═══ THE DATA ═══

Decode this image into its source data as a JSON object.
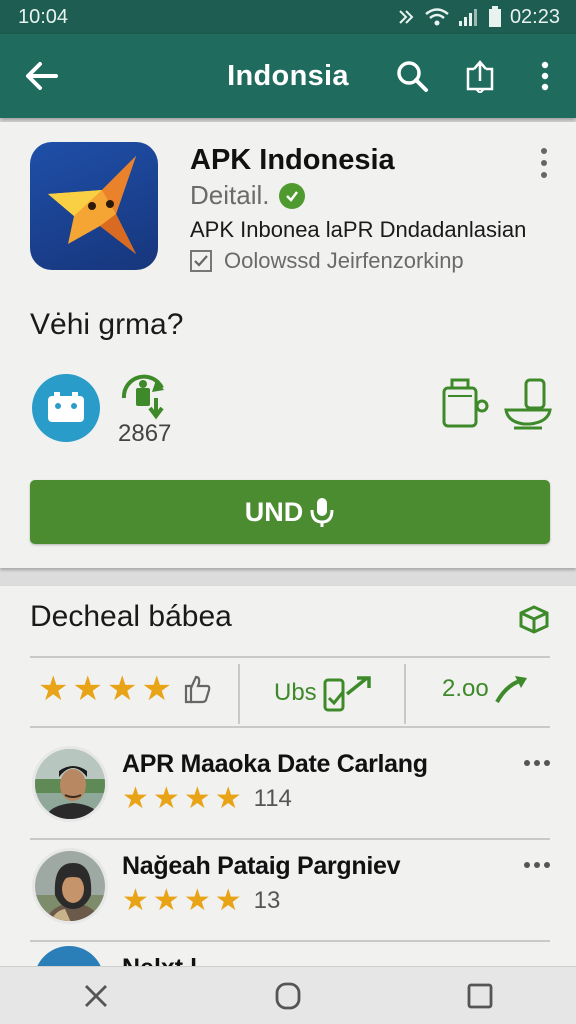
{
  "status_bar": {
    "left_time": "10:04",
    "right_time": "02:23"
  },
  "app_bar": {
    "title": "Indonsia"
  },
  "app": {
    "name": "APK Indonesia",
    "detail_label": "Deitail.",
    "subtitle": "APK Inbonea laPR Dndadanlasian",
    "check_text": "Oolowssd Jeirfenzorkinp"
  },
  "question": "Vėhi grma?",
  "downloads": {
    "count": "2867"
  },
  "install_button": {
    "label": "UND"
  },
  "reviews_section": {
    "title": "Decheal bábea",
    "stat_b_label": "Ubs",
    "stat_c_label": "2.oo",
    "rating_stars": 4
  },
  "reviews": [
    {
      "name": "APR Maaoka Date Carlang",
      "stars": 4,
      "count": "114"
    },
    {
      "name": "Nağeah Pataig Pargniev",
      "stars": 4,
      "count": "13"
    }
  ],
  "peek_review": {
    "name": "Nelxt l ........"
  },
  "colors": {
    "app_bar": "#1f6b5d",
    "accent_green": "#4b8c31",
    "star": "#e8a317"
  },
  "icons": [
    "back-arrow-icon",
    "search-icon",
    "share-icon",
    "overflow-icon",
    "verified-icon",
    "checkbox-icon",
    "store-icon",
    "download-icon",
    "washer-icon",
    "sink-icon",
    "mic-icon",
    "box-icon",
    "thumb-icon",
    "phone-arrow-icon",
    "trend-arrow-icon",
    "close-nav-icon",
    "home-nav-icon",
    "recents-nav-icon"
  ]
}
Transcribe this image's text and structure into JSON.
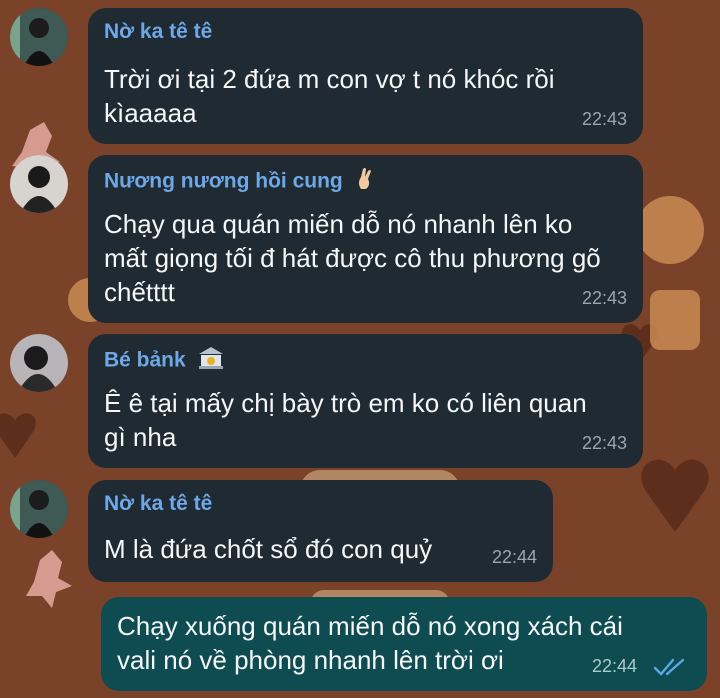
{
  "colors": {
    "wallpaper": "#7a4329",
    "bubble_incoming": "#1f2a33",
    "bubble_outgoing": "#0e4c51",
    "sender_name": "#6fa8e6",
    "timestamp": "#9aa6ae",
    "read_check": "#5aa9e6"
  },
  "messages": [
    {
      "sender": "Nờ ka tê tê",
      "text": "Trời ơi tại 2 đứa m con vợ t nó khóc rồi\nkìaaaaa",
      "time": "22:43"
    },
    {
      "sender": "Nương nương hồi cung",
      "sender_emoji": "crossed-fingers-icon",
      "text": "Chạy qua quán miến dỗ nó nhanh lên ko\nmất giọng tối đ hát được cô thu phương gõ\nchếtttt",
      "time": "22:43"
    },
    {
      "sender": "Bé bảnk",
      "sender_emoji": "bank-icon",
      "text": "Ê ê tại mấy chị bày trò em ko có liên quan\ngì nha",
      "time": "22:43"
    },
    {
      "sender": "Nờ ka tê tê",
      "text": "M là đứa chốt sổ đó con quỷ",
      "time": "22:44"
    }
  ],
  "outgoing": {
    "text": "Chạy xuống quán miến dỗ nó xong xách cái\nvali nó về phòng nhanh lên trời ơi",
    "time": "22:44",
    "status_icon": "double-check-icon"
  }
}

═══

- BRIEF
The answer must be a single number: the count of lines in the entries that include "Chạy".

- ANSWER FOR THE TASK
2